    It is possible, in theory, to put an infrared photodiode and an LED behind an Ethernet MAC chip, with which you can record and play back your remote control signals. But that is a hardware project tantamount to recompiling several or more kernels. It would, however, be very cool on many levels.

    Do you hack Tcl on your Tivo? Or do you have or want Perl ported and calling through to the APIs?

    Offtopic: Perl XS == Tcl Critcl * one kernel recompilation.

  19. johnsolo1701 says:

    Hi, I see a lot of you guys are confused about this. I am the author of Tivotool.

    This article should clear up some confusion:

    In short, never take your video out of mpeg2 format if at all possible.
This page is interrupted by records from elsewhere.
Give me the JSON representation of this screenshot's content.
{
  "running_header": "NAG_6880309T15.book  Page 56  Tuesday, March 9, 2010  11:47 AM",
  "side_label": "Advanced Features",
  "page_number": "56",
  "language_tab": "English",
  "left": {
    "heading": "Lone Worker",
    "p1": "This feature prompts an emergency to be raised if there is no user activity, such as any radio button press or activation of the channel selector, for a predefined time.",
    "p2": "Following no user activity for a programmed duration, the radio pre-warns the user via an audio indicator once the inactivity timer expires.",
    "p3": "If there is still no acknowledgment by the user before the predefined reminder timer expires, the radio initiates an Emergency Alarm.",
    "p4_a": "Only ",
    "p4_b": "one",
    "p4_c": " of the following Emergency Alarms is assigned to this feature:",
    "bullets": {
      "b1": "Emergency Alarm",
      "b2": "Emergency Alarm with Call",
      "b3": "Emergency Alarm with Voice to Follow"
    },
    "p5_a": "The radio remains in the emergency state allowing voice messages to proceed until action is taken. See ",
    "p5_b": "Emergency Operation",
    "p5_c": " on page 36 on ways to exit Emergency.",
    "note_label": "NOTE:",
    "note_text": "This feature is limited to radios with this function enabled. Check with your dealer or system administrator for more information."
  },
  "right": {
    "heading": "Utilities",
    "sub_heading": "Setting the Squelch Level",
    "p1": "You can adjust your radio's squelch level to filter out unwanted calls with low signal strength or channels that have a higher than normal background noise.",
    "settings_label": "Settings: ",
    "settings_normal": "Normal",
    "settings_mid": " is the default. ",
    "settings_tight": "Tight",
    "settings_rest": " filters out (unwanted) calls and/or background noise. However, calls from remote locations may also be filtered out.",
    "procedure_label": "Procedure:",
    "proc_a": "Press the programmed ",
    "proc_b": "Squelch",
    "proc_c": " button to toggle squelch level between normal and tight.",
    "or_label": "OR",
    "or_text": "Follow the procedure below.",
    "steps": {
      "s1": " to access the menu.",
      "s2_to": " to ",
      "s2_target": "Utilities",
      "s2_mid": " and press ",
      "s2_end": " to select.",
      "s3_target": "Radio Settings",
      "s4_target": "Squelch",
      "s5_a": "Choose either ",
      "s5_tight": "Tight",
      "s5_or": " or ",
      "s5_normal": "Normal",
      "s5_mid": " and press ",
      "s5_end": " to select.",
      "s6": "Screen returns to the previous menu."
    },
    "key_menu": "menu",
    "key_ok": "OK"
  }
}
Use MPEGStreamclip to edit that mpeg2. Things will go so much faster this way.

    The next version of tivotool will have .m2v/.wav support which iMovie will import, if you really want to use iMovie.

    • jwz says:

      Thanks for the info. I think for now, though, I'm just going to do it the analog way. Recording from Firewire/Svideo into iMovie in real-time is so much faster than downloading/converting the files, and the quality difference appears to be minor...

  20. cranaic says:

    I ended up buying a phillips dvd player that can play divx, mp4, quicktime, etc. so I have fewer conversion issues. Handbrake is a nice cocoa app that wraps around ffmpeg and other tools and can create a quicktime movie out of a dvd.

  21. iota says:

    jwz posted the words "analog hole" like 24 hours ago and NO ONE posted anything like "huh huh i'll exploit your analog hole"??

    the internet is dead to me